Photos by Steve Evans, Evan Williams, Ed Dawson and Dave Morash
For a moment, I felt like a real motorcycle racer. I opened the throttle, picked up my knee and tucked in for the short run down the foggy main straight. My Ninja 400 built speed, I opened my shoulders, lifted my chest off the tank and prepared for the braking zone ahead.
The track fell away into an abyss, giving way to a steep, downhill right hand turn. I inhaled my bike seat in horror. Then, for the 100th time this weekend, made it safely, if gingerly, through Atlantic Motorsport Park’s terrifying first turn.
It’s hard to be fast at Shubenacadie, a track lined with slick grass, concrete blocks and deep ravines. Further complicating matters was the weather. Swapping minute-by-minute between torrential rain and biting sun, the track was in a constant state of flux.
If that’s not enough, there was a squadron of local racers, armed to the teeth with talent, trick bikes, and track knowledge. They scoffed at our timidity, and chortled openly as they whipped around the outside of us in Turn 1. Well, around the outside of me.
CSBK Amateur Lightweight points leader Jake LeClair has only lost once this year so far – beaten earlier this month with a narrow margin by Alex Berthiaume on Berthiaume’s home track in Quebec. LeClair returned serve that weekend, beating Berthiaume on the Sunday.
It was LeClair who took out the win on Saturday in round four, but only after a bitter, brutal dogfight with the Nova Scotian locals. On Sunday, discretion was the better part of valour, and Jake settled in for a third. Ahead of him, Scott Alexander banged bars and fairings with fellow local Avery Hart, and despite a horrifying crash on the back straight during Saturday’s warm-up, Hart emerged with a victory aboard a Kawasaki Ninja 250.
That’s the main story of the weekend in the Lightweight Amateur class of the Canadian Superbike Championship, but the field is riddled with story lines.

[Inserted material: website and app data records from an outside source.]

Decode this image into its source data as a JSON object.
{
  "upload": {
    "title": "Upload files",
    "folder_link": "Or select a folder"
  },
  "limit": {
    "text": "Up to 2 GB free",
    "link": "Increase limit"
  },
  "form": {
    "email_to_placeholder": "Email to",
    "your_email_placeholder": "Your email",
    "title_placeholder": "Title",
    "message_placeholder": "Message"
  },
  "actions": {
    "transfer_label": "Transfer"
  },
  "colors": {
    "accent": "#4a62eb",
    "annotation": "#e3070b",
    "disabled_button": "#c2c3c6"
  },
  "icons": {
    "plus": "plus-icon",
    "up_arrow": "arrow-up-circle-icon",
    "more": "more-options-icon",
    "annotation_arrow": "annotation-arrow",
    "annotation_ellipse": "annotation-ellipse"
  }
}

I am no longer the only Ninja 400 on the grid. Paddock mate and rising star Connor Campbell now has one, and he was fast at Shubie. Were it not for an ill-fated switch to wet-weather tires and then a five-second jump-start penalty, he’d have finished a long way ahead of me in Sunday’s race. As it was, he beat me across the line by less than a tenth of a second, with Toni Sharpless another tenth behind me.
Jake’s younger brother Ben is also gaining speed rapidly in his rookie season, and spent his time at Shubie battling with Ryan White. The difference in all battle groups is microscopic – one small error can drop you out of the fight and cost you as much as three places.
To be honest, on a Ninja 400, on dry tires, on a dry track, I should have been ahead of Sharpless and Campbell, well into the fight with Aaron Burns and Matt Simpson for sixth. Instead, I was too timid trying to pass both Toni and Connor, so relegated myself to eighth. It would have been 10th, if not for Matt and Connor copping jump-start penalties.
Simpson was full of confidence after his first win in the previous weekend’s regional race at Shannonville, but he went out on worn rain tires in Race 2, and Burns was able to hold him off—it helped that he was on DOT rubber on the now-dry track.
Less positive was the red-flag-causing crash of our other paddock-mate, Adolfo Silva. He disappeared off the edge of turn one, with his bike on top of his right knee. Silva is sore but will be back next month at Canadian Tire Motorsport Park.
CTMP promises to turn on cracking races right through the field. In Pro Superbike, Samuel Trepanier led Jordan Szoke briefly in Nova Scotia, and the duo traded fastest laps in a chess-match battle for supremacy. Trepanier gave Szoke a big run at CTMP last year, expect more of the same. Ben Young is only getting closer to Szoke, too, so you can expect a thriller at old Mosport.
With CTMP so close to Toronto, we should have a big crowd, and they’ll be well rewarded with quality, close racing. If you come out, make sure you stop by the autoTRADER.ca/Canada Moto Guide Beckner Trailers trailer and say hi.
I’ll be there with my 400. It’s unknown how many 400s will show up for our grand finale, but this bike’s class-leading torque and horsepower will be a serious advantage on the long, flowing Bowmanville circuit.
I intend to capitalize the best I can on that advantage, because CTMP has kicked my backside good and proper in the past.
In my debut in 2016 I crashed hard enough to break my left hand and wrist, and suffer a small concussion. In 2017, I tore up my rotator cuff quite badly and left with a far larger concussion. The aim is simple: Finish the weekend upright and maximize the advantages I have.
For a variety of reasons, this might be my last opportunity to get a big result at my favourite track and I intend to go big.